Long roots

....from a single tree!

Nursing home & PCU

Dad changed his mind a few times about staying at nursing home but always relented each time I reminded him the reasons we put forth for him to recuperate there.

However that didn't stop him fron nitpicking when my sister brought him to Jasper Lodge. Geram! The final straw for me, when I was speaking with him on the phone, was about food. I reprimanded him for sweating over the small stuff and that he had to think of the important ones: the reasons why he was there. He hadn't even been there for 24 hours, for goodness sake. It was obviously he already made up his mind that he didn't want to even try and so spewing out negative comments.

It didn't help that the pain in his leg flared up when the staff there tried to lift his legs onto the bed (he was already sitting on the bed. "This is a bad sign." *Groan*. Upon my sister's suggestion, they brought up a lazy chair, newer and sturdier than the one at home, and that worked for him. Phew.

Dad: I try for 2 days.
Me: You have to try with open mind. Don't already made up your mind that in 2 days time you'll ask us to get you out. That's a waste of time for everyone.
Dad: *silent*

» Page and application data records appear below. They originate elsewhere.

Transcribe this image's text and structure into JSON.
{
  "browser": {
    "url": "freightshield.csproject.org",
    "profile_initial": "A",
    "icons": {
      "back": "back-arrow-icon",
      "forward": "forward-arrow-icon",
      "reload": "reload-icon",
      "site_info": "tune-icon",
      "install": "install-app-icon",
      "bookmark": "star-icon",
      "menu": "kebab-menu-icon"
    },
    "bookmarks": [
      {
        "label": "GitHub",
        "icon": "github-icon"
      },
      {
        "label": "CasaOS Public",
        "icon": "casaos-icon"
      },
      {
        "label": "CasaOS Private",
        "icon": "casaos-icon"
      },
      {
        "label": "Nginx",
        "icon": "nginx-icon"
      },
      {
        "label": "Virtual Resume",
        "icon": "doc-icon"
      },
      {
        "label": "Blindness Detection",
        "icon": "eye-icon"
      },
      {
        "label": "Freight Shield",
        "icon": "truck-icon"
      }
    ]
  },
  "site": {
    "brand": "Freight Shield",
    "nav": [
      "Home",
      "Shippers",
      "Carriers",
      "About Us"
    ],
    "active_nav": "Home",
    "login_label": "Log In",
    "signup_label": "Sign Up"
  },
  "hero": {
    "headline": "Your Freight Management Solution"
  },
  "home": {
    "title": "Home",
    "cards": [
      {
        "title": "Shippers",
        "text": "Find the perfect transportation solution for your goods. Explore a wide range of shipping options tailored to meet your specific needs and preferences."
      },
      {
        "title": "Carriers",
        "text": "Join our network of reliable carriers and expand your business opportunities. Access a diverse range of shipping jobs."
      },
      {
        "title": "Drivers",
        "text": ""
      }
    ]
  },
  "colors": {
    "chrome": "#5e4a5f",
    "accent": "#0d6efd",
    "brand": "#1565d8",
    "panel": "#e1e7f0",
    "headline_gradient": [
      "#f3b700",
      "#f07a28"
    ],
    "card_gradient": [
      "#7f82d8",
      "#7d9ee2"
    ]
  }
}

Everyone i.e. my sister, CW, nursing home's staff, his siblings (later on) and I tried our best to make sure he was as comfortable as possible and/or persuade him to try for a while. After staying a night, it appeared that he no longer wanted to get out in a couple of days and instead hope to recover sufficiently in a week's time. Since there's a minimum half-month fee payment, we (even his siblings separately thought and did the same) encouraged him to make full use of the facilities there so as to aid his full recovery.

He had shortness of breath for sometime after discharged from Adventist Hospital. I surmised that it was mainly due to physical exertion (later, the main nurse of the nursing home concluded the same) but we all was concerned. I informed the hospice nurse who then checked my dad and said his lungs were ok. The same conclusion from the nursing home's visiting doctor, who happened to be Penang GH's oncologist: she and my dad recognised each other.

However, when consulting the PCU doctor during appointment, he didn't even check and was contented with dad being ok at that time @@. This was the same senior doctor who raised his voice previously. Still, I appreciated him taking a little time to ask my dad about what he thought of the nursing home. "Boring." "Uncle, then you gotta find something to do. Move about. Ask friends or family to help you move."

Unbeknown to me, the nursing home had been giving dad all medication and the PCU doctor maintained them. I guess the good news was that the next appointment was 6 weeks later, which usually meant that doctor had deemed dad's pain management to be ok for now.

Cholesterol 2019: Part 2

Results as compared to 4 months ago:

                                Apr 2019          Aug 2019          Ref. range
Total cholesterol           5.0                 5.5                  < 5.2
HDL ("good")               1.86              2.16                > 1.04
LDL ("bad")                  2.7                3.1                  < 2.6
Triglycerides                 1.0                0.5                  < 1.7
Total/HDL ratio            2.7                 2.5                  < 5.0

I'm not surprised: for the week prior to this test, I couldn't find the appropriate time to properly exercise when I was at Butterworth and had to make do with the usual 10-min routine each morning. Well, have to get back to it while still taking fenofibrate on alternate nights.

Interestingly, HDL went up quite significantly. I wonder whether it's due to the fish oil supplement.

Oh, I also added one more test that my regular GP suggested long time ago: High-sensitivity C-reactive Protein (hs-CRP). The result was humongously far lower than the critical value. Sorry, don't have the exact figures with me hehe.